Yesterday’s post on Luke 22:30 has sparked an idea for a new series on the blog called As Clear As Mud. In this ongoing, and probably sporadic, series, I will be addressing various difficult or unclear Scripture passages and processing through them. I am not, by any means, an expert in Scriptural interpretation, but I do want to come to grips with what I believe about the Bible’s difficult passages. I expect this series to be exploratory. I am not planning on answering questions unless those answers are clear.
My true aim in this is to grow in my own understanding of Scripture, but I hope that this series will serve you (my 2 dozen readers) as you wrestle through Scripture, seeking to know God’s heart.
Today, I want to tackle Hebrews 5:8-9. Which says:
Although he was a son, he learned obedience through what he suffered. And being made perfect, he became the source of eternal salvation to all who obey him
There are at least two parts of this passage that are potentially problematic. First, what does it mean for Jesus to “learn obedience”? And second, If Jesus is already perfect, how can He be “made perfect?”
Let’s take them one at a time.
What does it mean for Jesus to “learn obedience though what He suffered”?
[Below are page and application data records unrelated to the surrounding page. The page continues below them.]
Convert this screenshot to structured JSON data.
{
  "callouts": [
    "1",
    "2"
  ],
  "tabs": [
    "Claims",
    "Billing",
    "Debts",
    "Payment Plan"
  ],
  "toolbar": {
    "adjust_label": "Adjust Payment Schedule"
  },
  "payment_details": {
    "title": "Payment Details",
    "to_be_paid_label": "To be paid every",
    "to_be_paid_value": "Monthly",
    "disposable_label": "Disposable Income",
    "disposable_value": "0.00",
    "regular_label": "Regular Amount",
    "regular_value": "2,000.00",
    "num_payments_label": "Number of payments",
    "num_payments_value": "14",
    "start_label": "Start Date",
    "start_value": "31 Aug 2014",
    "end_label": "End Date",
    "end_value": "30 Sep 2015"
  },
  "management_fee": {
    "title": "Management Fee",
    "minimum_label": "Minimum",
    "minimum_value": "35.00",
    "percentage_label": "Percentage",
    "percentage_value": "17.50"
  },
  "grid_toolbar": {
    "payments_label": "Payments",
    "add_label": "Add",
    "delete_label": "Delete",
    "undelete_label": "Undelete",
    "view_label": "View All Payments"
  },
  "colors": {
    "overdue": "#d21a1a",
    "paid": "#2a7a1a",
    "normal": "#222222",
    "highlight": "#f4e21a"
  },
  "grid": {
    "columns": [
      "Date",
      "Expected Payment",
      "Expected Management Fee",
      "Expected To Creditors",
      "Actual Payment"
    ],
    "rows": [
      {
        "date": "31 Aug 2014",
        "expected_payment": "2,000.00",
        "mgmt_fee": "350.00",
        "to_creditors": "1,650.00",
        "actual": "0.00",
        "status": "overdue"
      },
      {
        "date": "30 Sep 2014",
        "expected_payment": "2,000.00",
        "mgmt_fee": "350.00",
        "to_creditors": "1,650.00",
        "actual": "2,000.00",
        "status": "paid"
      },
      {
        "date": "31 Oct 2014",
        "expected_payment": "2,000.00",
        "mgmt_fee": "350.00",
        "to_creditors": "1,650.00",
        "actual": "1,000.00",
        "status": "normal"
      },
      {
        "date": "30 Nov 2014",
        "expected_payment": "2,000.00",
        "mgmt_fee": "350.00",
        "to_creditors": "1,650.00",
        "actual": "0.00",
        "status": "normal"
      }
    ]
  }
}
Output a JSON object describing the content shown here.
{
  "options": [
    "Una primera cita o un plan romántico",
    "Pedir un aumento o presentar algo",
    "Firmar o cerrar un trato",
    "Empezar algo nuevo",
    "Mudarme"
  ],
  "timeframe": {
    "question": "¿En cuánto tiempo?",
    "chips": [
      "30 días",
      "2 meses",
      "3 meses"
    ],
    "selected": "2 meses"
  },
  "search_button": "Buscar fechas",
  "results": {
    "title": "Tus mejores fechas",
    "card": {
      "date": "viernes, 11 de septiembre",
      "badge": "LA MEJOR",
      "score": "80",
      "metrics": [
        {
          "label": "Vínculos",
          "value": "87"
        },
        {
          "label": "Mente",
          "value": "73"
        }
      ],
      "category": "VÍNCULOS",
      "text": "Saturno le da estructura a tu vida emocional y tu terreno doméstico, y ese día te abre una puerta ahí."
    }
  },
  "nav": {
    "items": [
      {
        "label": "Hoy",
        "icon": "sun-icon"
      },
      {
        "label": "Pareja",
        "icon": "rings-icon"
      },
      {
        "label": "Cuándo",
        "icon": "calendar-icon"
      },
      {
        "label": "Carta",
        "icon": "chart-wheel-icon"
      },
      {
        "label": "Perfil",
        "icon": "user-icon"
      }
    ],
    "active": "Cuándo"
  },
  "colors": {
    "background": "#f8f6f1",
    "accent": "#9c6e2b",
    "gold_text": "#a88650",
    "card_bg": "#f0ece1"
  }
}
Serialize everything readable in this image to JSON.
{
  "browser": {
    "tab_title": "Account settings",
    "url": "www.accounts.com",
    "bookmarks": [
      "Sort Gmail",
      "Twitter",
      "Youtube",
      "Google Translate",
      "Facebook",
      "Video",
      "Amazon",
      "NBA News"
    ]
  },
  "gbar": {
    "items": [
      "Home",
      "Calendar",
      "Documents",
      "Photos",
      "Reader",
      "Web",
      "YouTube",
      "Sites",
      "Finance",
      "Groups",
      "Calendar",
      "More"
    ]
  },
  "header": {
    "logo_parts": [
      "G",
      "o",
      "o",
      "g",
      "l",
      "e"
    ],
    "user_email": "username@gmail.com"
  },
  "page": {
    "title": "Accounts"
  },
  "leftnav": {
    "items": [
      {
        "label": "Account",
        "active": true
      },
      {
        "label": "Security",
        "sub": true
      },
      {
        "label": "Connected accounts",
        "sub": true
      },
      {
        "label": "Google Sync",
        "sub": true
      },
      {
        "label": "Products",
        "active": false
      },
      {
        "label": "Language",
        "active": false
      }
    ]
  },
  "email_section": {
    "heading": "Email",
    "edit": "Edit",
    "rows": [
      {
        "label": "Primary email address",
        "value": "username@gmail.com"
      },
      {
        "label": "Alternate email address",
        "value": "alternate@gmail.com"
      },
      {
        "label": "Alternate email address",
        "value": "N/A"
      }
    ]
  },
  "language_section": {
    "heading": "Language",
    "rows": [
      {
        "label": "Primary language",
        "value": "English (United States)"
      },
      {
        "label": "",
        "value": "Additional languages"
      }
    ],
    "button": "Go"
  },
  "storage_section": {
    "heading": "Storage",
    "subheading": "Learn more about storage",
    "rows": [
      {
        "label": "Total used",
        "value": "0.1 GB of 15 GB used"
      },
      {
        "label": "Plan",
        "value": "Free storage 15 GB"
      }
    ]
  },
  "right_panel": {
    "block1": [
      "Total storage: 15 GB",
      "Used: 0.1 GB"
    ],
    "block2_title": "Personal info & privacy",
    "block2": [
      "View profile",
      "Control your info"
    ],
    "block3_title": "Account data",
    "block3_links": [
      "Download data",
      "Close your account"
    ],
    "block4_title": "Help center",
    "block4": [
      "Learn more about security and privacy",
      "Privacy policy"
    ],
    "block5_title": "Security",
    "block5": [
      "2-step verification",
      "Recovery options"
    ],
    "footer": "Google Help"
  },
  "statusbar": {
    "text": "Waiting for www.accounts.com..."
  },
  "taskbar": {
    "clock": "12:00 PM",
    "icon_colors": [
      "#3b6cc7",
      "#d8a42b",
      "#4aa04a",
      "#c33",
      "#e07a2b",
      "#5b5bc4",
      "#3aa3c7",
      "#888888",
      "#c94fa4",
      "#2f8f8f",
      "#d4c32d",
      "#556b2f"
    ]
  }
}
I am your classic do-it-yourself-er. I start building and then look at the instructions if I get stuck. I read regularly on my own, but read very little while in school (which is one of the reasons why I never graduated college). I inherited this from my dad who challenges me constantly to figure things out for myself. Experience has been our preferred method of learning.
I was fortunate enough to sit under Dr. D.A. Carson for a week as he walked a classroom full of pastors through the book of Hebrews, and he explained that this sort of experiential learning is exactly what is referred to in this passage. Jesus (by experience) learned obedience through what He suffered. As a Son, the Son of God, Jesus did not experience any suffering whatsoever. Heaven is a perfect place, and Jesus, being perfectly God, did not experience any measure of imperfection. But, when He came to earth and took up our likeness in His humanity, He experienced suffering, temptation, and, ultimately, death. He learned by experience. He gained firsthand knowledge of what it actually felt like, as a human, to endure the very deepest and most painful suffering.
He learned obedience through what He suffered.
If Jesus is already perfect, how can He be “made perfect?”
This one is easy to answer once the first question is clearly. Obviously, Jesus is perfect. He is without sin. He does not wrong. Never has. Never will. But is that the only definition of perfect? Can’t perfect mean “complete”? Dr. Carson was also helpful in pointing out that perfect does indeed refer to “completeness” in this instance. Jesus perfectly experienced humanity through temptation, suffering, and death. In this way, He is a more perfect human that we can ever hope to be this side of eternity. His suffering was greater, His temptation was more intense, and He experienced death, something that none of us have ever personally experienced. Jesus suffered all these things and remained fully human, rising from the grave, conquering sin and death, and becoming exalted to reign on the throne of Heaven. In this risen, glorious state, Jesus is still perfectly God and perfectly man, and therefore, He is sufficiently able to save all who trust in Him.
He was made perfect.
I look forward to this series finding a home here and I hope that you are helped by it as I am. If you have a particular text that you would like me to explore, please leave a comment and I will do my best to work through it during this series.